Records for the task
== == ==

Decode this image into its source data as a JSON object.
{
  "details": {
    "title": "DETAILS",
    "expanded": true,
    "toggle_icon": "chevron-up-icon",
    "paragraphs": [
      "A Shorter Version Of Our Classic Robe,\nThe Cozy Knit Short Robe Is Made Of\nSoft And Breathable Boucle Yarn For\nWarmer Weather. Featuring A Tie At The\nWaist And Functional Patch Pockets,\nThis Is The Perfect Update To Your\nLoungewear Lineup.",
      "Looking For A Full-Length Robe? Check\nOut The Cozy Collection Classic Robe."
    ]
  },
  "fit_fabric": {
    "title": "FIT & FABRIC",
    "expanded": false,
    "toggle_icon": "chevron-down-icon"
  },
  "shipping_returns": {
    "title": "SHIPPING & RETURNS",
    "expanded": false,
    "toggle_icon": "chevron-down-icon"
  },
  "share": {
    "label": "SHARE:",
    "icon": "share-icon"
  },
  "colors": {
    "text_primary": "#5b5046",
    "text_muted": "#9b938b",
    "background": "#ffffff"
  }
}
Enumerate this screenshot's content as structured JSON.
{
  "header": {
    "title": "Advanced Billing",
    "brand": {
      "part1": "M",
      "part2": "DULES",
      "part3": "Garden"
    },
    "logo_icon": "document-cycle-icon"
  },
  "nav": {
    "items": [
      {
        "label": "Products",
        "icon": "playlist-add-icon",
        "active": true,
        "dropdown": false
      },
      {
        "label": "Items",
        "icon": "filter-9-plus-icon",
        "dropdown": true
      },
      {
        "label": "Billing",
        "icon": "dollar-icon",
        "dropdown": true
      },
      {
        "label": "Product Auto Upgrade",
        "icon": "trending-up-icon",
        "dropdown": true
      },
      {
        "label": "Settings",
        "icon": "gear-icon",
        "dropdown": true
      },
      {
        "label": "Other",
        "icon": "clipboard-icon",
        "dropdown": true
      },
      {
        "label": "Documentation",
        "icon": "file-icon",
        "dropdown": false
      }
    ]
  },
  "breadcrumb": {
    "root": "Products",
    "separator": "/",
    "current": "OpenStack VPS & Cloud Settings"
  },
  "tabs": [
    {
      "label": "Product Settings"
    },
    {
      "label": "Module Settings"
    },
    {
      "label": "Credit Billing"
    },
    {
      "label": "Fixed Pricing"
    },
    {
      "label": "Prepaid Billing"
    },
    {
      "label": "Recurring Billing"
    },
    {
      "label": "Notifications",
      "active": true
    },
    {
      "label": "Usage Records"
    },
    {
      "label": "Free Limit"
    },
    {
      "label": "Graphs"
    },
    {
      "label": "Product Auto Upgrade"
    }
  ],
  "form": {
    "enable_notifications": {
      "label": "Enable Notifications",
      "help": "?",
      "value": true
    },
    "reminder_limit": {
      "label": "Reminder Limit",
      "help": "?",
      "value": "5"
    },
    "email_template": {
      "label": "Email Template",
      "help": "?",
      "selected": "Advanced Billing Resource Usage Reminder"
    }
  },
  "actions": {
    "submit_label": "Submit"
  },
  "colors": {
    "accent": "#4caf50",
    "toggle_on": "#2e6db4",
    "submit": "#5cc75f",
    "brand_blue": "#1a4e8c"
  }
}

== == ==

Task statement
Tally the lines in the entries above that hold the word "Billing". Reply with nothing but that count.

Answer space
6